Work request
All entries are to be given again verbatim.

Entries from a dataset of interfaces
---

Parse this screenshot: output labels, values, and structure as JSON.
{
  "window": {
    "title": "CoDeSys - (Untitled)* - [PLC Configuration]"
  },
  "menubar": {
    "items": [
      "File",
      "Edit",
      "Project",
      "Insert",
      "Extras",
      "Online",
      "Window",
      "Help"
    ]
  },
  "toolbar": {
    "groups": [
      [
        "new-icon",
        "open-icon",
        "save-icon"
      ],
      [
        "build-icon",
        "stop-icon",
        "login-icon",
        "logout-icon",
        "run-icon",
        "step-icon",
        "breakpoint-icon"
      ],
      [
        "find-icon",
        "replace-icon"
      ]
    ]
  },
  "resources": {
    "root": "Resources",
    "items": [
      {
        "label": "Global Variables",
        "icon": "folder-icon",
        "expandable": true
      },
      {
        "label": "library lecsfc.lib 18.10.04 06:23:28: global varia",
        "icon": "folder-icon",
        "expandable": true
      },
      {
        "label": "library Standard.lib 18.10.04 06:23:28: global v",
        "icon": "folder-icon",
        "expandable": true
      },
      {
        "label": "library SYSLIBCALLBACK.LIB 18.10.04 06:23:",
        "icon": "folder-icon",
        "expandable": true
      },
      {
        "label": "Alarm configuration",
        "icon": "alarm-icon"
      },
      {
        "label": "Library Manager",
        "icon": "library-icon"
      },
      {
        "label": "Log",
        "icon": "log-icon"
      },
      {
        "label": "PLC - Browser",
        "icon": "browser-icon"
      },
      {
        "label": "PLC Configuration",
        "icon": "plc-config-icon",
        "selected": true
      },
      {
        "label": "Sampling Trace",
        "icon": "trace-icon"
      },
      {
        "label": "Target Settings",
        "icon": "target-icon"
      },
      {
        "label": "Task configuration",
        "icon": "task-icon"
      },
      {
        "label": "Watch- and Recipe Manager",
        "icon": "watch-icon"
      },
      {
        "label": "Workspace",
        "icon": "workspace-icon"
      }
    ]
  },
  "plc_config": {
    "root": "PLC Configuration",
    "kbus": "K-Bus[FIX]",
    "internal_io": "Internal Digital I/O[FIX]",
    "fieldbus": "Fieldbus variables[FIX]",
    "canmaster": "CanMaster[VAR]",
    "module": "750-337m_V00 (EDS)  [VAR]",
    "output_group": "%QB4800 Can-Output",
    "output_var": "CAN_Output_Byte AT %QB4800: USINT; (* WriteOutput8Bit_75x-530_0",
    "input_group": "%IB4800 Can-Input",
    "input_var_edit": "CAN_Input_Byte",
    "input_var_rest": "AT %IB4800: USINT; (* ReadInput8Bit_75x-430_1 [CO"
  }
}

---

Result
Parse this screenshot: output labels, values, and structure as JSON.
{
  "window": {
    "title": "CoDeSys - (Untitled)* - [PLC Configuration]"
  },
  "menubar": {
    "items": [
      "File",
      "Edit",
      "Project",
      "Insert",
      "Extras",
      "Online",
      "Window",
      "Help"
    ]
  },
  "toolbar": {
    "groups": [
      [
        "new-icon",
        "open-icon",
        "save-icon"
      ],
      [
        "build-icon",
        "stop-icon",
        "login-icon",
        "logout-icon",
        "run-icon",
        "step-icon",
        "breakpoint-icon"
      ],
      [
        "find-icon",
        "replace-icon"
      ]
    ]
  },
  "resources": {
    "root": "Resources",
    "items": [
      {
        "label": "Global Variables",
        "icon": "folder-icon",
        "expandable": true
      },
      {
        "label": "library lecsfc.lib 18.10.04 06:23:28: global varia",
        "icon": "folder-icon",
        "expandable": true
      },
      {
        "label": "library Standard.lib 18.10.04 06:23:28: global v",
        "icon": "folder-icon",
        "expandable": true
      },
      {
        "label": "library SYSLIBCALLBACK.LIB 18.10.04 06:23:",
        "icon": "folder-icon",
        "expandable": true
      },
      {
        "label": "Alarm configuration",
        "icon": "alarm-icon"
      },
      {
        "label": "Library Manager",
        "icon": "library-icon"
      },
      {
        "label": "Log",
        "icon": "log-icon"
      },
      {
        "label": "PLC - Browser",
        "icon": "browser-icon"
      },
      {
        "label": "PLC Configuration",
        "icon": "plc-config-icon",
        "selected": true
      },
      {
        "label": "Sampling Trace",
        "icon": "trace-icon"
      },
      {
        "label": "Target Settings",
        "icon": "target-icon"
      },
      {
        "label": "Task configuration",
        "icon": "task-icon"
      },
      {
        "label": "Watch- and Recipe Manager",
        "icon": "watch-icon"
      },
      {
        "label": "Workspace",
        "icon": "workspace-icon"
      }
    ]
  },
  "plc_config": {
    "root": "PLC Configuration",
    "kbus": "K-Bus[FIX]",
    "internal_io": "Internal Digital I/O[FIX]",
    "fieldbus": "Fieldbus variables[FIX]",
    "canmaster": "CanMaster[VAR]",
    "module": "750-337m_V00 (EDS)  [VAR]",
    "output_group": "%QB4800 Can-Output",
    "output_var": "CAN_Output_Byte AT %QB4800: USINT; (* WriteOutput8Bit_75x-530_0",
    "input_group": "%IB4800 Can-Input",
    "input_var_edit": "CAN_Input_Byte",
    "input_var_rest": "AT %IB4800: USINT; (* ReadInput8Bit_75x-430_1 [CO"
  }
}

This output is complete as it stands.